Second, let me explain what it meant. I’m a bystander in the same-sex marriage debate — I haven’t given to any cause on either side. But in 2006 I did vote against a Virginia same-sex marriage amendment, which passed. I didn’t, and don’t, think social issues should be subjected to votes like that. I don’t support much direct democracy in general — this is a republic, and we shouldn’t throw these kinds of decisions to the electorate at large.
(For what it’s worth, “Weigel’s politics are, as he says, ‘all over the map': He views himself as a libertarian, though he opposes legal abortion in most cases. He is a registered Republican who voted for Ron Paul in his party’s primary, but says he has voted for the Democrat in every presidential election.”)
Weigel’s employer, the Washington Post, has a growing history of uneasiness with how it portrays bigots.
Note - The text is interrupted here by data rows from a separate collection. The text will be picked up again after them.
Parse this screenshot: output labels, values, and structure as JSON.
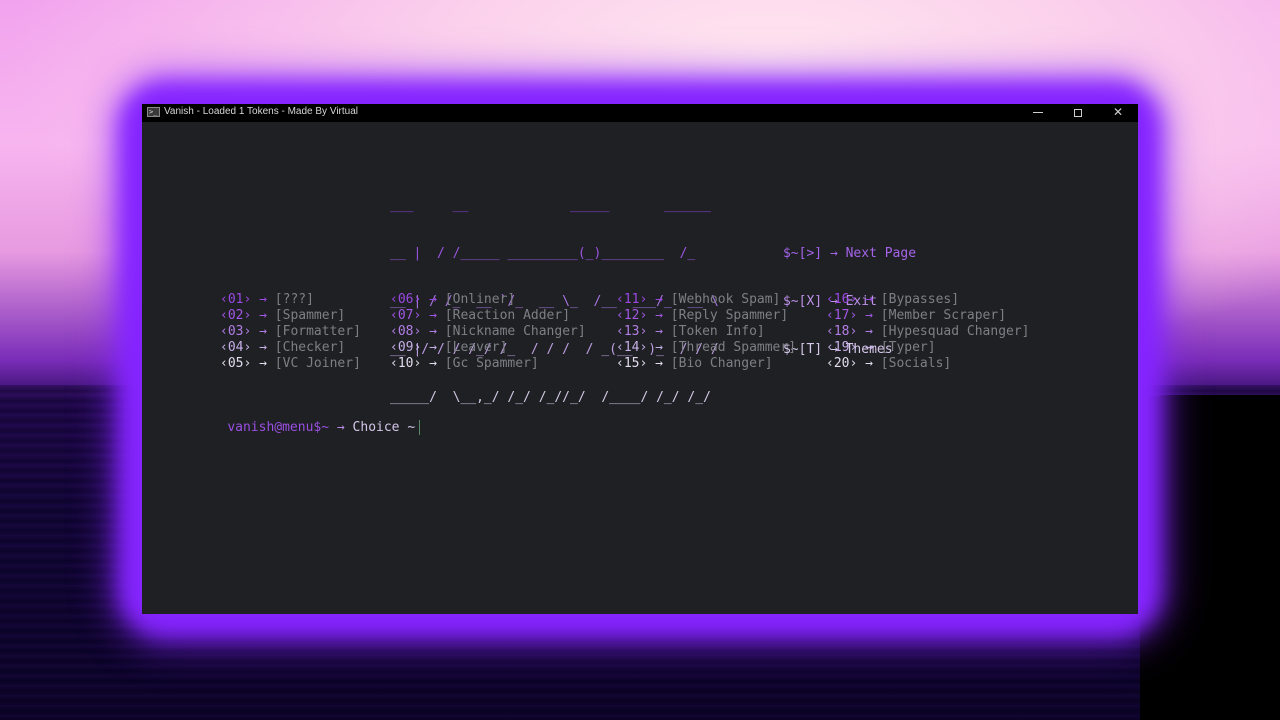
{
  "window": {
    "title": "Vanish - Loaded 1 Tokens - Made By Virtual",
    "icon": "terminal-icon",
    "controls": {
      "minimize": "minimize-icon",
      "maximize": "maximize-icon",
      "close": "close-icon"
    }
  },
  "colors": {
    "accent": "#8524ff",
    "purple_text": "#9b4be6",
    "light_text": "#d9d4e8",
    "label_gray": "#7d7f86",
    "terminal_bg": "#1f2023",
    "titlebar_bg": "#000000"
  },
  "banner": {
    "ascii_lines": [
      "___     __             _____       ______ ",
      "__ |  / /_____ _________(_)________  /_ ",
      "__ | / /_  __ `/_  __ \\_  /__  ___/_  __ \\",
      "__ |/ / / /_/ /_  / / /  / _(__  )_  / / /",
      "_____/  \\__,_/ /_/ /_//_/  /____/ /_/ /_/ "
    ],
    "options": [
      {
        "key": "$~[>]",
        "arrow": "→",
        "label": "Next Page"
      },
      {
        "key": "$~[X]",
        "arrow": "→",
        "label": "Exit"
      },
      {
        "key": "$~[T]",
        "arrow": "→",
        "label": "Themes"
      }
    ]
  },
  "menu": {
    "columns": [
      [
        {
          "num": "‹01›",
          "arrow": "→",
          "label": "[???]"
        },
        {
          "num": "‹02›",
          "arrow": "→",
          "label": "[Spammer]"
        },
        {
          "num": "‹03›",
          "arrow": "→",
          "label": "[Formatter]"
        },
        {
          "num": "‹04›",
          "arrow": "→",
          "label": "[Checker]"
        },
        {
          "num": "‹05›",
          "arrow": "→",
          "label": "[VC Joiner]"
        }
      ],
      [
        {
          "num": "‹06›",
          "arrow": "→",
          "label": "[Onliner]"
        },
        {
          "num": "‹07›",
          "arrow": "→",
          "label": "[Reaction Adder]"
        },
        {
          "num": "‹08›",
          "arrow": "→",
          "label": "[Nickname Changer]"
        },
        {
          "num": "‹09›",
          "arrow": "→",
          "label": "[Leaver]"
        },
        {
          "num": "‹10›",
          "arrow": "→",
          "label": "[Gc Spammer]"
        }
      ],
      [
        {
          "num": "‹11›",
          "arrow": "→",
          "label": "[Webhook Spam]"
        },
        {
          "num": "‹12›",
          "arrow": "→",
          "label": "[Reply Spammer]"
        },
        {
          "num": "‹13›",
          "arrow": "→",
          "label": "[Token Info]"
        },
        {
          "num": "‹14›",
          "arrow": "→",
          "label": "[Thread Spammer]"
        },
        {
          "num": "‹15›",
          "arrow": "→",
          "label": "[Bio Changer]"
        }
      ],
      [
        {
          "num": "‹16›",
          "arrow": "→",
          "label": "[Bypasses]"
        },
        {
          "num": "‹17›",
          "arrow": "→",
          "label": "[Member Scraper]"
        },
        {
          "num": "‹18›",
          "arrow": "→",
          "label": "[Hypesquad Changer]"
        },
        {
          "num": "‹19›",
          "arrow": "→",
          "label": "[Typer]"
        },
        {
          "num": "‹20›",
          "arrow": "→",
          "label": "[Socials]"
        }
      ]
    ]
  },
  "prompt": {
    "user_host": "vanish@menu$~",
    "arrow": "→",
    "text": "Choice ~",
    "input_value": ""
  }
}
With NOM’s Brian Brown, it ran a fluff piece, and its reporter later acknowledged some regret over its tone. And the paper’s public editor defended a decision to put a photo of two men kissing on its front page, because really, what era do you think we’re living in?
It is Weigel’s job, as an ostensibly objective reporter, to call the facts as he sees them. And if he sees bigotry, he is by all means responsible to identify it in his coverage. We need more journalists like him, willing to identify intolerance, hypocrisy, and outright lies. Like when a White House tells you one thing but does another, that is a lie. And the word “lie” should be printed. Just like the word “bigots,” when used to describe people actively endorsing discrimination, should be used when the definition fits.
And it did.
We’d say “give this man a raise,” but he doesn’t deserve one — unless “doing your job” qualifies.